What a nice guy.
This morning, I noticed a drug store security guard zooming in on women’s rear ends with the security camera. What a job!
A few days ago, I accidentally set my hair on fire. I blew out a blue Essence de L’eau scented candle that had served its purpose, and I gave it quite a bit more breath than it needed (no small feat for me these days). The extra wind (shut up) forced a spark into my hair, and more than a little blue wax on to my face. I guess the flame combined with one of the many, many ingredients in the expensive, personalized cocktail of gels and creams that I must apply every day to get the unique “Chirls Look.” It was like having my own personal Backdraft (shut up).
My adoring fans will be pleased to hear that one of the dozen or so Colombians in my apartment managed to put me out before any extensive damage was done to my long, flowing, golden (and by golden, I mean muddy brown) locks. And I successfully avoided a major “Phantom of the Opera” situation. The bandages should be coming off soon, and I can get back to modelling.

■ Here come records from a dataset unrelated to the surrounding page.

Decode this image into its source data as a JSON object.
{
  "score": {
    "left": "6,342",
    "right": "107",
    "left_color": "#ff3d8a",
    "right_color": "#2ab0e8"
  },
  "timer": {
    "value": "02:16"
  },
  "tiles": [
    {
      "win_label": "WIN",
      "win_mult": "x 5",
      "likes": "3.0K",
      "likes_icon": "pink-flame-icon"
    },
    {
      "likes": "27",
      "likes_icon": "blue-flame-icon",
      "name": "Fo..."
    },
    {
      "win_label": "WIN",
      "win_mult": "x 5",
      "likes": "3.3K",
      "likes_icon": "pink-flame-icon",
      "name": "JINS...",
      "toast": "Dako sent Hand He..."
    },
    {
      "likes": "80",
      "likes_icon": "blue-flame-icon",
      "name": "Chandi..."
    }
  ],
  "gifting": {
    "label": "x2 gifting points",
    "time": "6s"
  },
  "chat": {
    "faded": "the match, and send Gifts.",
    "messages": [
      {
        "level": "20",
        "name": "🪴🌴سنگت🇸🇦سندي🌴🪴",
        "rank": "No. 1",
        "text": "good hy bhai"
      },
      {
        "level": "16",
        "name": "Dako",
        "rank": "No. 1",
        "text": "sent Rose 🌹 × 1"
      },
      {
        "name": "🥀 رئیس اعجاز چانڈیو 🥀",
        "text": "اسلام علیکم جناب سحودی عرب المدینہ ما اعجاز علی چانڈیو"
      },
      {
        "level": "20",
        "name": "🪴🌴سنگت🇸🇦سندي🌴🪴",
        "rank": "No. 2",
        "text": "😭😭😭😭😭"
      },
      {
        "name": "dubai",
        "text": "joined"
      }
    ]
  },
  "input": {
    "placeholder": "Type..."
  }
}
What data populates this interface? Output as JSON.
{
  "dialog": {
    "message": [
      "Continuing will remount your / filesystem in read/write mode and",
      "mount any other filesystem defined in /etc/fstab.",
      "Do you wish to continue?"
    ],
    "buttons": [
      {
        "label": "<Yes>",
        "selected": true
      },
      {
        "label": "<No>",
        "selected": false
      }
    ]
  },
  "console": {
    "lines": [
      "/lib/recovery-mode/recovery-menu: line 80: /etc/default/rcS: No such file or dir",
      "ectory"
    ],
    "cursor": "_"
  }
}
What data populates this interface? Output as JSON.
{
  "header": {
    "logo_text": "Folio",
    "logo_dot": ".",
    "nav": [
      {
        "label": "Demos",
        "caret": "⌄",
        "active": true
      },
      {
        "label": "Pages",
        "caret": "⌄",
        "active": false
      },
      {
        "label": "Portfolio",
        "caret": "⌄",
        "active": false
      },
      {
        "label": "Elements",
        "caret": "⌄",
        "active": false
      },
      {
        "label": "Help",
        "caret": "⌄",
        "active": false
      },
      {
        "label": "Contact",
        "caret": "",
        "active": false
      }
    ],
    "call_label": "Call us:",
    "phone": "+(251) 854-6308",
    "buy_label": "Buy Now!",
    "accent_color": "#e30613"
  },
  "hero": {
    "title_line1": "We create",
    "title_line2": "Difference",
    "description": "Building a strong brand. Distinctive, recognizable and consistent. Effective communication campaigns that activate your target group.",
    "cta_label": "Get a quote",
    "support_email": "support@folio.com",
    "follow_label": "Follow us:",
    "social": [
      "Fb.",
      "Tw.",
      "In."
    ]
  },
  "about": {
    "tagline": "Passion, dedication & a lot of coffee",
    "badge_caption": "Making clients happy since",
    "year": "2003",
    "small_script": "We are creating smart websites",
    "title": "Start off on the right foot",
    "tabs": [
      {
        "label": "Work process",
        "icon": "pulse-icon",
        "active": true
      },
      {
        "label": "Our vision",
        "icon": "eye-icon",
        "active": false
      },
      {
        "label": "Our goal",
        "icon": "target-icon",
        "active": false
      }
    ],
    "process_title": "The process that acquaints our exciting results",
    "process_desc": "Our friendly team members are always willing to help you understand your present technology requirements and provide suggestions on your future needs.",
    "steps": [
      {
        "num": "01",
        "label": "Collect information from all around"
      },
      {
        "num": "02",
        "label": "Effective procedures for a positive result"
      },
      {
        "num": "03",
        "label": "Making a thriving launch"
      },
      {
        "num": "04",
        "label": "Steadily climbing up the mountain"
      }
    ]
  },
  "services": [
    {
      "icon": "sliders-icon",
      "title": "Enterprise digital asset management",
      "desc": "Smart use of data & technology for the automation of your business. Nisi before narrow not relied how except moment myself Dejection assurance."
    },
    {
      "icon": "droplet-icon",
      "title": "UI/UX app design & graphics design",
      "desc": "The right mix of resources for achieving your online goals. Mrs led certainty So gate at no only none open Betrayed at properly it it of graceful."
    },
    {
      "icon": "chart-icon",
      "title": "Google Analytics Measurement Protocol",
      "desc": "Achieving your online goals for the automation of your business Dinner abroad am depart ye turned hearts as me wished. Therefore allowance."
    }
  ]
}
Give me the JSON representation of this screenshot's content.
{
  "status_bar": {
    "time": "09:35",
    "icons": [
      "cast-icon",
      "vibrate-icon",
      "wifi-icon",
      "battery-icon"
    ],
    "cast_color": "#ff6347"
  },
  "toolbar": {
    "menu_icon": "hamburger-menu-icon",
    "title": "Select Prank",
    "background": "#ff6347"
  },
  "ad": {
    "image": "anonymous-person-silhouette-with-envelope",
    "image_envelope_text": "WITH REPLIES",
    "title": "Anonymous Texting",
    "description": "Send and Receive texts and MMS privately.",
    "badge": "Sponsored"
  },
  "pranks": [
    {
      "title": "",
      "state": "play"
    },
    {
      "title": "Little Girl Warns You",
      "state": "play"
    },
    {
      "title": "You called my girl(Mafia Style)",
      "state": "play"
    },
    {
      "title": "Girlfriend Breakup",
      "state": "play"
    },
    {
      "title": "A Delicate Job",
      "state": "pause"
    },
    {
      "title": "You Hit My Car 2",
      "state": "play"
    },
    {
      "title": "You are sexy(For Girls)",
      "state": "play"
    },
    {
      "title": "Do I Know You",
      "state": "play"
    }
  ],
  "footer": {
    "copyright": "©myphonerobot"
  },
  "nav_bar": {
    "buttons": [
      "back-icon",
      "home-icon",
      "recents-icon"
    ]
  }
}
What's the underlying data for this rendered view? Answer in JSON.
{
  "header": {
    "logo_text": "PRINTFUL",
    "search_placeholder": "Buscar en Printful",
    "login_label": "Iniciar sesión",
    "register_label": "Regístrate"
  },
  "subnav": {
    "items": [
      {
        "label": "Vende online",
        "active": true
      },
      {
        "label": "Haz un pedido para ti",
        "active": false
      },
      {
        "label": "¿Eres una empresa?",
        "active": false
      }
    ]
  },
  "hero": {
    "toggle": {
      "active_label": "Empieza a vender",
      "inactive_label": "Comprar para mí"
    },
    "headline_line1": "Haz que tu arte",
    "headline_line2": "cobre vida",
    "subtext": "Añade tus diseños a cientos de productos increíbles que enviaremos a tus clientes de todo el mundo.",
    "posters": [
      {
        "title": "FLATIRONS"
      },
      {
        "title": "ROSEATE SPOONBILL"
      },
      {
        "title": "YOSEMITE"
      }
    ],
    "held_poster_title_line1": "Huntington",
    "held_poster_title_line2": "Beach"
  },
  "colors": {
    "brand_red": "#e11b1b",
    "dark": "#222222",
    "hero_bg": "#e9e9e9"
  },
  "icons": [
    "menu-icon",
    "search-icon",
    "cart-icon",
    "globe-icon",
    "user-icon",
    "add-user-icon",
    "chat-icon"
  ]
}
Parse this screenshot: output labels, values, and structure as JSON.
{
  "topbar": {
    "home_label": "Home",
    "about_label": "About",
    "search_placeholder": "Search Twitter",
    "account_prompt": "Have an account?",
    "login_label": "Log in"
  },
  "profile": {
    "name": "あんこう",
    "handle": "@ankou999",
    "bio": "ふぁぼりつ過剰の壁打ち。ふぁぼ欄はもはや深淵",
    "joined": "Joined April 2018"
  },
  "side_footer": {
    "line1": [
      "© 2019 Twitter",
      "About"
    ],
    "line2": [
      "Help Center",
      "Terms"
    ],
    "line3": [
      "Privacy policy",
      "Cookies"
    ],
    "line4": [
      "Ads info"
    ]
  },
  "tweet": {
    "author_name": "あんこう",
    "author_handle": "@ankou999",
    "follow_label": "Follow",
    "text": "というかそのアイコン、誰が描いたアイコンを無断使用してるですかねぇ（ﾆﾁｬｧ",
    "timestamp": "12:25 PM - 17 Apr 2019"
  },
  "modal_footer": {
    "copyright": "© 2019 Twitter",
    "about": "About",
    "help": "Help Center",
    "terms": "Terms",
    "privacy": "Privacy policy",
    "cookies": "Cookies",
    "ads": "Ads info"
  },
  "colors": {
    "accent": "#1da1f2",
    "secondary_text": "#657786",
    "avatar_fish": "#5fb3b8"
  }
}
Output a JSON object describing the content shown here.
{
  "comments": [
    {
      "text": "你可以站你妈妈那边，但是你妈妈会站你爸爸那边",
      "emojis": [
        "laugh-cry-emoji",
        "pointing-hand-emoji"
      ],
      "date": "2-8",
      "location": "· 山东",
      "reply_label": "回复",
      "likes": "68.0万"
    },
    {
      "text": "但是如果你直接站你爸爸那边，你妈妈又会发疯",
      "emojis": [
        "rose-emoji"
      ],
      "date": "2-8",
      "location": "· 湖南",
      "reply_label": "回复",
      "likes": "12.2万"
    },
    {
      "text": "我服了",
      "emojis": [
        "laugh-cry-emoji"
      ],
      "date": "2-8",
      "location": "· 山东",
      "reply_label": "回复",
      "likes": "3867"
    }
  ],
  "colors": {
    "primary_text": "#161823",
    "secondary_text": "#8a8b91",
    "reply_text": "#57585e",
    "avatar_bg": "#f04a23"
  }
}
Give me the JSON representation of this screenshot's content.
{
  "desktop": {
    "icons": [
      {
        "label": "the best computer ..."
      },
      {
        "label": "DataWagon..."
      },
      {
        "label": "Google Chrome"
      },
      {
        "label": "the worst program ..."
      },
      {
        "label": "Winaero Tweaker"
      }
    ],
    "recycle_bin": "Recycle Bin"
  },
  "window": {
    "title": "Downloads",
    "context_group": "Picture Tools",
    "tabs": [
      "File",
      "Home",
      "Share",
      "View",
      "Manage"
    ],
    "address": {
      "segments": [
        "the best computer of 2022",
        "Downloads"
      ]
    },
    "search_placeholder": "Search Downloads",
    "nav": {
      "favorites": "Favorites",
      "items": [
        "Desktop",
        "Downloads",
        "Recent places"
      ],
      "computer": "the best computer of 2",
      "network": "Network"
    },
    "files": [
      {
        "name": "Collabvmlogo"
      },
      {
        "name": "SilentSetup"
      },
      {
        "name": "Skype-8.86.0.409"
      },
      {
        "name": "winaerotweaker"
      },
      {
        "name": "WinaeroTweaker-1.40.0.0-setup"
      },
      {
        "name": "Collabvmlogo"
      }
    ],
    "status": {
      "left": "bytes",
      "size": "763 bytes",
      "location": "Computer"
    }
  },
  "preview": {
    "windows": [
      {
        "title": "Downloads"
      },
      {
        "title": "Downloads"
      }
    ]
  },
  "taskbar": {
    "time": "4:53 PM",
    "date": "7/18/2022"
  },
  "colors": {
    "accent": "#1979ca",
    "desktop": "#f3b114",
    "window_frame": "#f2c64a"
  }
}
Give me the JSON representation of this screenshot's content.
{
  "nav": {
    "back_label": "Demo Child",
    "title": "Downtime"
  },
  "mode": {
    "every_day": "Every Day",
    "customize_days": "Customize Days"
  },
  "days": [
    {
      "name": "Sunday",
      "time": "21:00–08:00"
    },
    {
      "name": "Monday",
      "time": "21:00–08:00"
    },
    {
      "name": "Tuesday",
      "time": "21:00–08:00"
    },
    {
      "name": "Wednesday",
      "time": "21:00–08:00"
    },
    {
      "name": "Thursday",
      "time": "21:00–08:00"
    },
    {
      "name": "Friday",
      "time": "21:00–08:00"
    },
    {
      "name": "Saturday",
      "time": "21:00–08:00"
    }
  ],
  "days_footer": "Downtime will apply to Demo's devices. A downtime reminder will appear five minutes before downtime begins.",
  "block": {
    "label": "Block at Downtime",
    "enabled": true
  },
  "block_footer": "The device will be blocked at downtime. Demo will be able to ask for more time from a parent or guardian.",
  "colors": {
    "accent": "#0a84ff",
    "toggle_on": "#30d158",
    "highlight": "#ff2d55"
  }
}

I can’t help but think that this is exactly the kind of accident that is notorious for giving mild-mannered scientist-types like me super-human powers. It would be hard to tell in someone already as uniquely strong, capable and invincible as I. And if anything, I’ve been feeling a bit less of an übermensch than usual. But I’m pretty sure I detected a couple gamma rays in the blue wax on my nose. I’m thinking the exact correct balance of fire combined with blue wax will allow me to shoot some kind of hot, blue, sweet-smelling liquid out of my head at my enemies. Or maybe some kind of psychic ability to seek out rooms in need of a little Essence de L’eau.
So far, nothing yet. But I’m holding out for some kind of laser vision. Or at least a pair of antennae. I’ll settle for anything that’ll make crime-fighting easier so I can spend more time at home playing my new 8-bit Nintendo.
Today, I saw a girl wearing a t-shirt that said, “I survived the blackout of 2003.”